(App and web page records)
%%

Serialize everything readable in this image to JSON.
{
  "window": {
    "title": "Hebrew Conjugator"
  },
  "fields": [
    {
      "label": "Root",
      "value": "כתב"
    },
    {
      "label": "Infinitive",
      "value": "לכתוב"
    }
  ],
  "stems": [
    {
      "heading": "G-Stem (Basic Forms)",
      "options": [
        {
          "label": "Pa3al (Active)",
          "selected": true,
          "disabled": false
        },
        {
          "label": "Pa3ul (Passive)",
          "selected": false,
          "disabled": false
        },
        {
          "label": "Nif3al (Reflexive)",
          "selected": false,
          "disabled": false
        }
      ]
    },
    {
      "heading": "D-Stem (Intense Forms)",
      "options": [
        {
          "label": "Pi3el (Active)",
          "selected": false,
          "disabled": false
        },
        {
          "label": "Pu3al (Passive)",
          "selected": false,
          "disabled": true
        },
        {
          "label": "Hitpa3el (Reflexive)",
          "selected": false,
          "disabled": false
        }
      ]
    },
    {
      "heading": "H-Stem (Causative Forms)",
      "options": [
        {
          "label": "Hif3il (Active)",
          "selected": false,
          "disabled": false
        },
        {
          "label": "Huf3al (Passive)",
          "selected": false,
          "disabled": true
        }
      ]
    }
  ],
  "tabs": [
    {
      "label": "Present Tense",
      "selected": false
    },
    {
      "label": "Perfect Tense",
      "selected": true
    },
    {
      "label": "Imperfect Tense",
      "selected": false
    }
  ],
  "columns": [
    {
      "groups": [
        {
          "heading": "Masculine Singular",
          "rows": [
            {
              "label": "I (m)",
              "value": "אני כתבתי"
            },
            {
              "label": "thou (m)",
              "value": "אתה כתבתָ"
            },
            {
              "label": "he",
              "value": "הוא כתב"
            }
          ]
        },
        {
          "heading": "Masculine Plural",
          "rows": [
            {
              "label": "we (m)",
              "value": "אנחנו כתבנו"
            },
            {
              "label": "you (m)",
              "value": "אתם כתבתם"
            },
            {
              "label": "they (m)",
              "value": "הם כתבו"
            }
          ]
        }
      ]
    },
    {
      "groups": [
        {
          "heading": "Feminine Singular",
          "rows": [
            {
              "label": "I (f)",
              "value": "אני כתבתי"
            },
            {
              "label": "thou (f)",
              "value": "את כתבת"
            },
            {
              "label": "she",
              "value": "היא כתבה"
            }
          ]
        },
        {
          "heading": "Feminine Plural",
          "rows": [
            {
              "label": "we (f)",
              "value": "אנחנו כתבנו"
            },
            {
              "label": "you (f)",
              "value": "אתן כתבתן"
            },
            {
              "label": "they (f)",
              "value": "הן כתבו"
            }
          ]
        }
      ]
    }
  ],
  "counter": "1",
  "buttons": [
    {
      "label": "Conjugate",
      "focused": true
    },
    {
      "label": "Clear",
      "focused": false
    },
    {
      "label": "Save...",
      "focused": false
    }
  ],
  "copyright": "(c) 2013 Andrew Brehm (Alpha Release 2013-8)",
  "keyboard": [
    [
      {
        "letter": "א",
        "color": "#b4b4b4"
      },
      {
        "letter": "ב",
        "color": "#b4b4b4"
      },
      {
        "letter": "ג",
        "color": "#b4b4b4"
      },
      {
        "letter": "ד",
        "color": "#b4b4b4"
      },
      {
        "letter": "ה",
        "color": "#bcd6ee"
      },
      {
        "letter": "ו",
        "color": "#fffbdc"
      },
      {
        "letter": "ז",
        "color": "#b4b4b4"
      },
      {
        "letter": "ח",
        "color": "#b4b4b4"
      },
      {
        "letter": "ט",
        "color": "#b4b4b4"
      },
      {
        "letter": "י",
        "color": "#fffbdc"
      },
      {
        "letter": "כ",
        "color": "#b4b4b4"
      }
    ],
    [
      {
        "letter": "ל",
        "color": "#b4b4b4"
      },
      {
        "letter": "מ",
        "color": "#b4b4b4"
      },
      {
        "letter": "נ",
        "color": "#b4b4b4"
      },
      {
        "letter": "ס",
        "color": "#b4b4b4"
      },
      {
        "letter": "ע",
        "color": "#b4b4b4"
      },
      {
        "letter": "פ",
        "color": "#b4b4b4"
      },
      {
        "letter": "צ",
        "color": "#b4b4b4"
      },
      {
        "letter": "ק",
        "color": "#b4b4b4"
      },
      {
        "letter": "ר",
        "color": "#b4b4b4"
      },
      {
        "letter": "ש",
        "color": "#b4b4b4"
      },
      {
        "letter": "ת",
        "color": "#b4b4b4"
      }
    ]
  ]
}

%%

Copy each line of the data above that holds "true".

          "selected": true,
          "disabled": true
          "disabled": true
      "selected": true
      "focused": true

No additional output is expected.